People are being forced to step up and fight to save the nation against a media monopoly, the so-called “media monster” that could significantly jeopardize Taiwan’s precious democracy and freedom of speech.
Students at universities like National Cheng Kung University (NCKU) and Kun Shan University (KSU) are urging students at universities in southern Taiwan to stand up and voice their opposition to media monopolization. They hope young people will show concern for matters of significant import and come together to bring about change.
NCKU’s 02 Group, whose name is a phonetic translation of “protest” in Hoklo (commonly known as Taiwanese), the Student Union and the United League of Student Unions all gathered at the main gate of the university’s Kuangfu campus to hold a soapbox event to speak out against media monopolization. Members and representatives of every student organization were invited to hold discussions. A student band named Stethoscope performed a song, “Behemoth,” that was written especially for the event, and at the end everyone came together for a group photo commemorating the anti-media monopoly event.
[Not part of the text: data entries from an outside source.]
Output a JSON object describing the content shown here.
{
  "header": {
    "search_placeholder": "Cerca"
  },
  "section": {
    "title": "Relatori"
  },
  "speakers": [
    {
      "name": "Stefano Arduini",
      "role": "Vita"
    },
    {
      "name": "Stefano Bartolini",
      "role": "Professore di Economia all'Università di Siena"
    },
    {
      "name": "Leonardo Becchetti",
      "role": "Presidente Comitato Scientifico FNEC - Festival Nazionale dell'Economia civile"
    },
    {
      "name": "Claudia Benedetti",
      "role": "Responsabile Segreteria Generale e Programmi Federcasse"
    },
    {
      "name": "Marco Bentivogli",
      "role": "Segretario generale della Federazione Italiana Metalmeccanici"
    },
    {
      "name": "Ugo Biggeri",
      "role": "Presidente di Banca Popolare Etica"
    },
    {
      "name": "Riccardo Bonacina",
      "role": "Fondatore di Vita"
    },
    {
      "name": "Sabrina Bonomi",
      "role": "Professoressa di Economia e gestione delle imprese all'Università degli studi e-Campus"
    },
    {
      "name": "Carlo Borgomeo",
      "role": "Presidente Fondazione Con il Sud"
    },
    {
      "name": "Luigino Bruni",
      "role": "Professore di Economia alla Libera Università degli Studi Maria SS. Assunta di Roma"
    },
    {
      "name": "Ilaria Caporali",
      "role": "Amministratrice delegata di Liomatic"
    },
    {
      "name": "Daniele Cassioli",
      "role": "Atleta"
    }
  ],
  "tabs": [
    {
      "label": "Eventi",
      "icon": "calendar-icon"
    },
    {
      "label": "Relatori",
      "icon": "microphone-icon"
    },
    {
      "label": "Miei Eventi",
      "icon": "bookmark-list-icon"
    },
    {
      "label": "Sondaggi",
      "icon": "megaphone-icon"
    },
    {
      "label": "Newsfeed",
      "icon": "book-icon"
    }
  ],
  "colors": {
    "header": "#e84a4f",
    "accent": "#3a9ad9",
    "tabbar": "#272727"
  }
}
Chang Chih-ling, a member of 02 Group, says that people are not willing to let the media become a tool of those with power and authority, and will not allow the truth to be buried by single voice, so that is why they are fighting against the “media monster,” because it would blind Taiwanese from seeing their future. The students hope that by taking action the government will finally start taking the issue seriously, and they have four requests: the government should stop playing dead and seriously review the Next Media Group buyout merger; legislation against media monopolization must be passed; the government must voice opposition to Chinese interference; and the government must strive to protect freedom of the press and publicly support Taiwan’s Next Media unions.
Students from KSU’s Department of Public Relations and Advertising also organized an event — “Anti-media monopoly, I’m protecting Taiwan at KSU” — on Facebook, during which students and teachers were invited to gather in front of the school’s Library and Information Center at noon daily from Dec. 10 to Dec. 14, to offer their opinions and participate in a group photo activity in which individual cards were held up that spelled out in Chinese, “Anti-media monopoly, defending freedom of the press. I’m protecting Taiwan at KSU.”
(Liberty Times, Translated by Kyle Jeffcoat)